Differentiating three Indian shads by applying shape analysis from digital images
Dwivedi, Arvind (2020), Differentiating three Indian shads by applying shape analysis from digital images, Dryad, Dataset, https://doi.org/10.5061/dryad.02v6wwq0m
Study areas and sample collection
Samples of T. ilisha were collected from Digha and Kakinada on the coast of Bay of Bengal and Bharuch on Narmada River. River Narmada originates as Narmada Kund, located at Amarkantak and flows through the Gulf of Khambhat into the Arabian Sea. Samples of T. toli were collected from Okha, Gulf of Kachchh on the Arabian Sea coast (Singh, 2002). Samples of H. kelee were collected from Rajahmundry on the Godavari River which flows to Southeast coast and join the Bay of Bengal.
A total of 120 samples comprising of T. ilisha, T. toli and H. kelee were collected based on taxonomic key characters (Whitehead, 1985). The sample size and related information for three species selected to document morphometric variations are presented in Table 1 and Figure 1.
As per IUCN status, T. ilisha is under Least Concern (LC), and T. toli and H. kelee are under Not Evaluated (NE) category. Fish samples were obtained from wild, directly from the commercial catches. Sites from where fishes were collected fell outside Protected Areas (PAs) and therefore no permits were required from State Forest and Wildlife Department.
Meristic counts were followed as per Whitehead (1985). Fin rays were counted under transmitted light using a stereoscopic microscope. Results from previous studies (Whitehead, 1985; Quddus et al., 1984a; Narejo et al., 2008; Jawad et al., 2011b; Antony et al., 2005; Losse, 1968) were also included in this study for comparison between species.
Landmark based morphometric analysis
Digital images of individual fish, labelled with a specific code for identification, placed on laminated graph sheets, body posture and fins were teased into a natural position, was captured using a Cyber shot DSC-W300 digital camera (Sony, Japan).
Two–dimensional Cartesian coordinates of 13 landmarks were recorded on the left view of each specimen (Figure 2). Data were generated from digitized images using a combination of three different softwares: tpsUtil was used for converting graphics images in to ‘tps’ format; tpsdig was used for fixing landmarks on the images and also setting scale for the image; PAST (Hammer et al., 2001) was used for generating truss data based on the landmarks (Rohlf, 2006). A total of 78 inter landmark morphometric characters were extracted by measuring distances between landmarks.
The data were log-transformed (Strauss, 1985) and size effect was removed by using the following (Elliott et al., 1995):
Madj = M(Ls/L0)b
where M is the original measurement, Madj the size adjusted measurement, L0 the standard length of the fish, Ls the overall mean of standard length for all fish from all samples in each analysis, and b estimated for each character from the observed data as the slope of the regression of log M on log L0 using all fish from each group.

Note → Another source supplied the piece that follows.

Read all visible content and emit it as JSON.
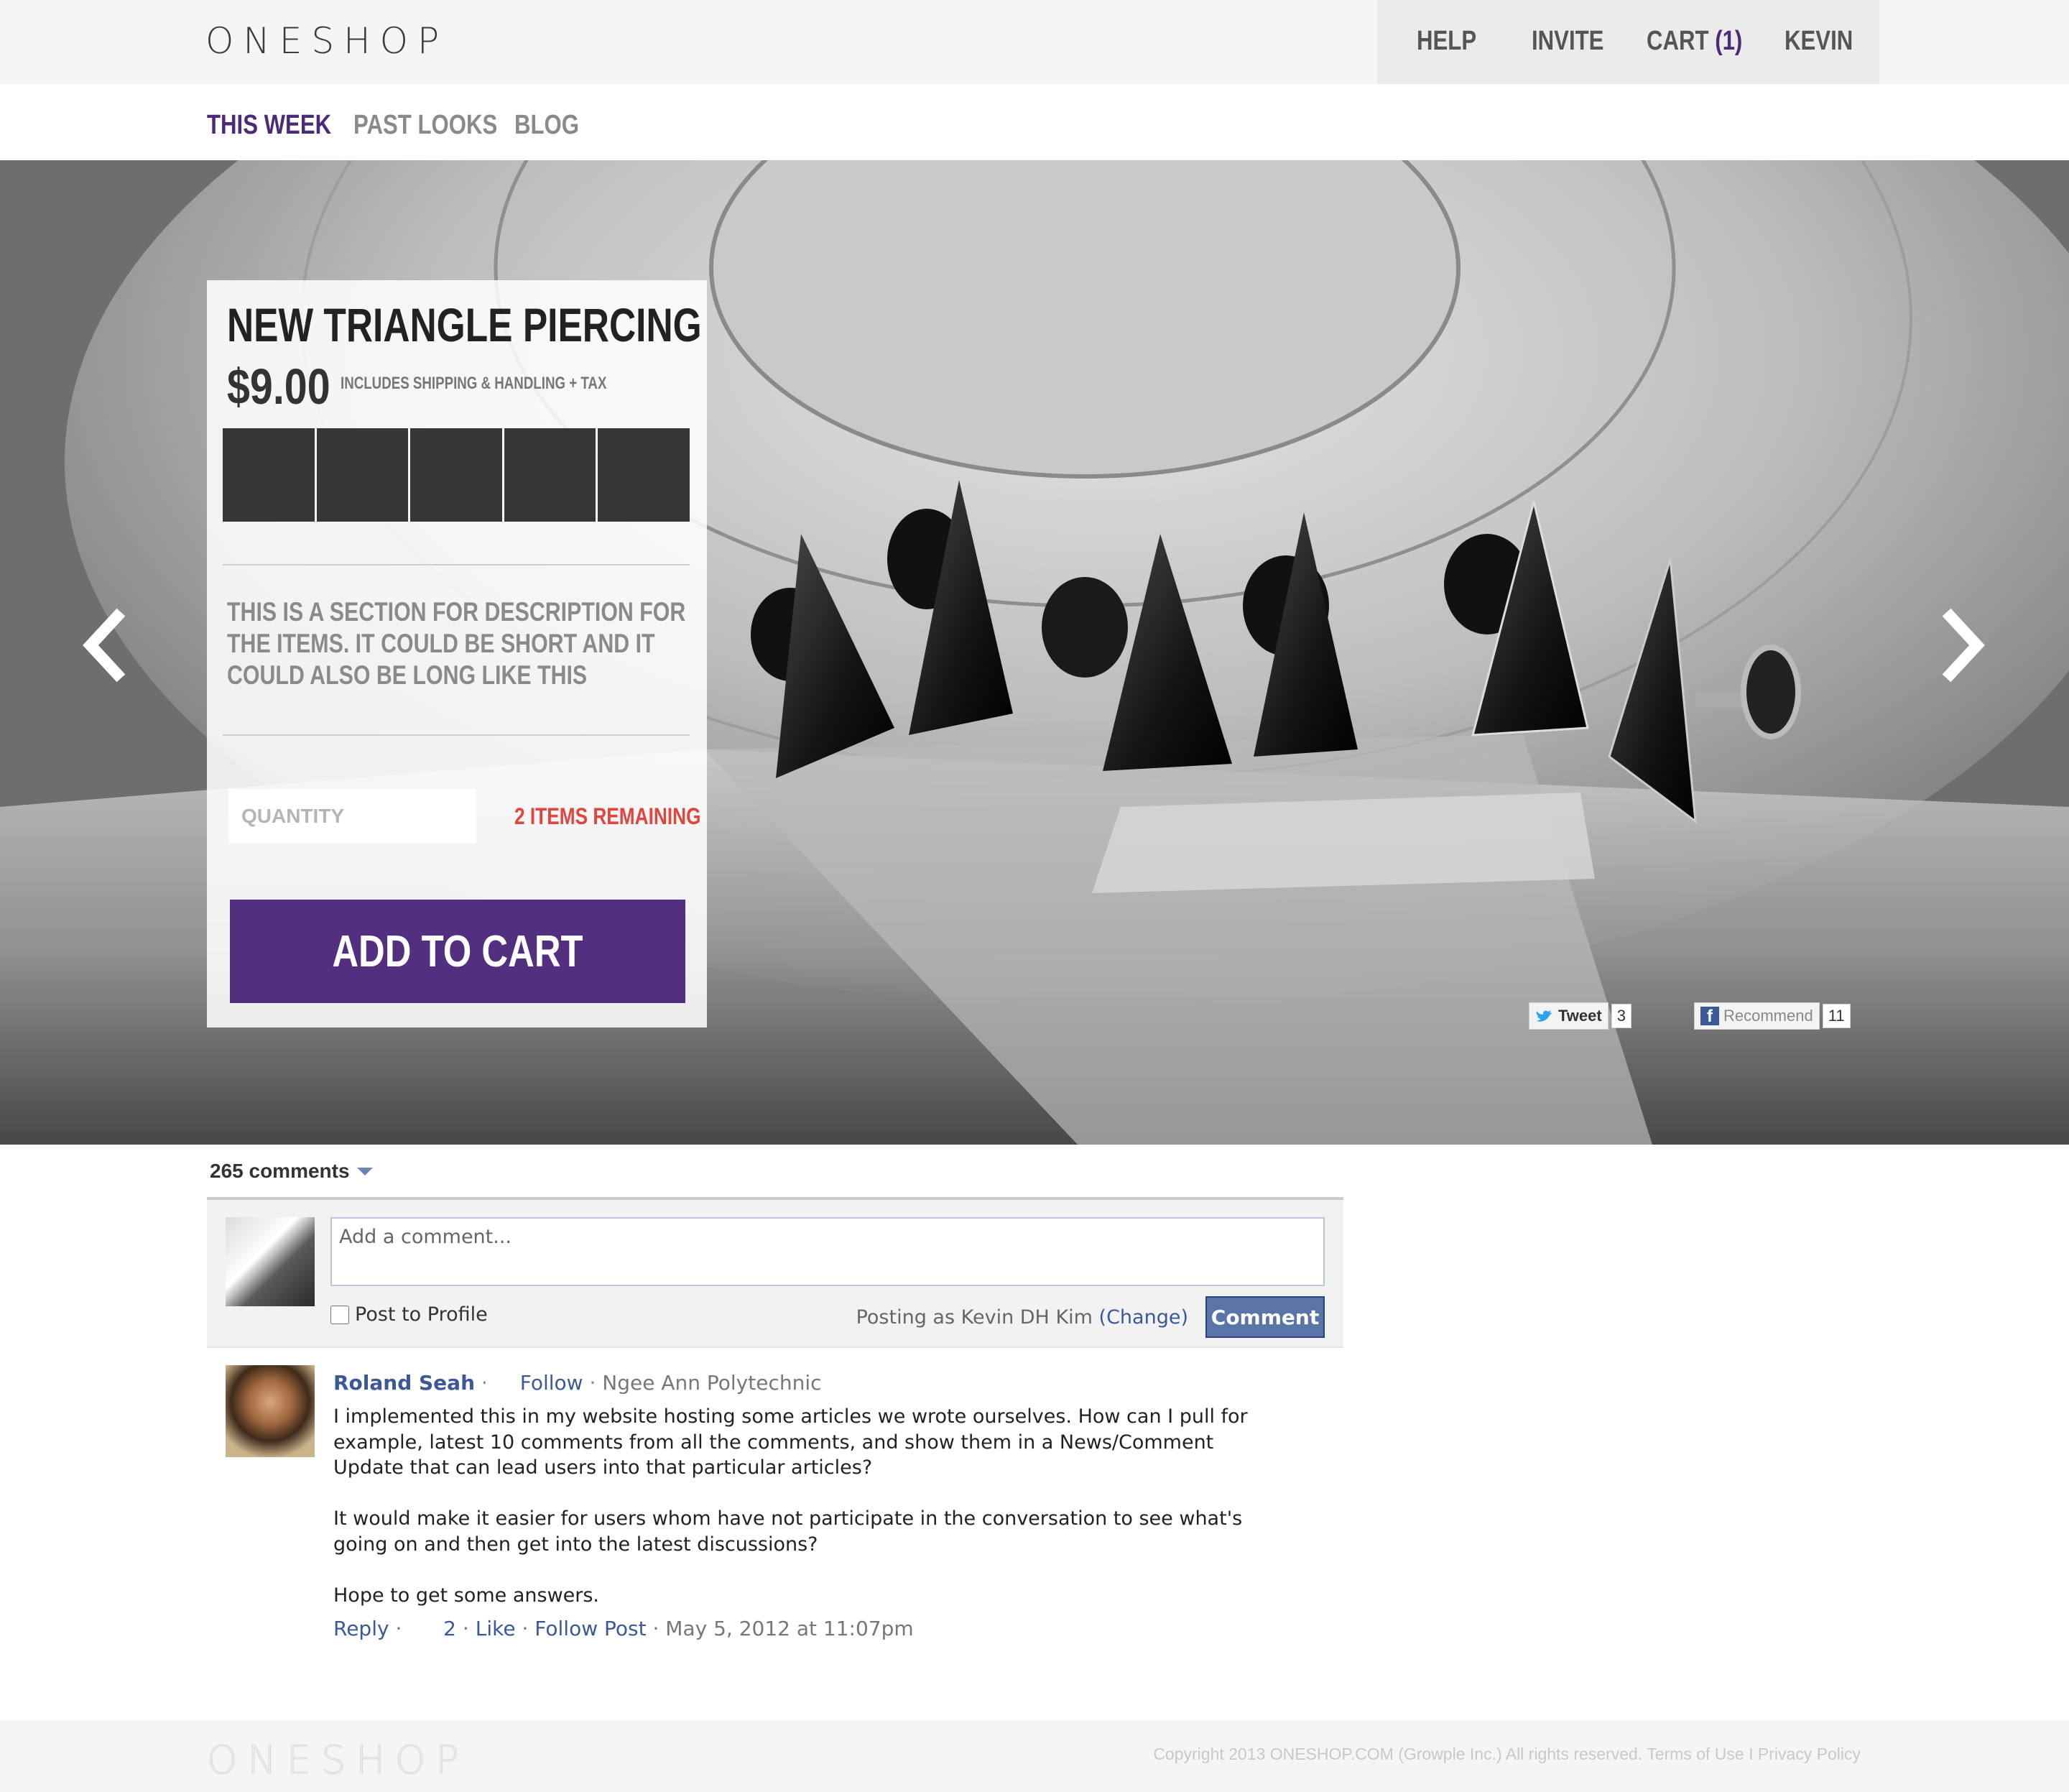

Standard length (SL, character code 1-6) was not used in the final analysis because SL was used as a basis for transformation (Mamuris et al., 1998) and thus 77 morphometric characters were retained. Univariate analysis of variance (ANOVA) was performed to assess the significant difference among the three species. The significant variables (p<0.01) were subjected to Principal Component Analysis (PCA) and Discriminant Function Analyses (DFA). Box plot was prepared for each discriminant morphometric characters. Range bar of ratios of traditional morphometric data with standard length, extracted from differentiating landmark based morphometric characters were prepared. Canonical Variate (CV) plot was generated from significant variables to visualize the variations among groups. Squared Mahalanobis distance among the three species was computed (Puillandre et al., 2012) and distances between the centroids of the three species were visualized by performing non-metric multidimensional scaling (Legendre & Legendre, 1998). An unweighted per-group method with arithmetic averaging (UPGMA) cluster analysis (Hair et al., 1998) based on the Squared Mahalanobis distance between the group centroids was applied to determine the similarity/dissimilarity between species. Statistical analyses for morphometric data were performed using the software packages viz. SPSS version 16, JMP version 9 and Excel (Microsoft Office 2007).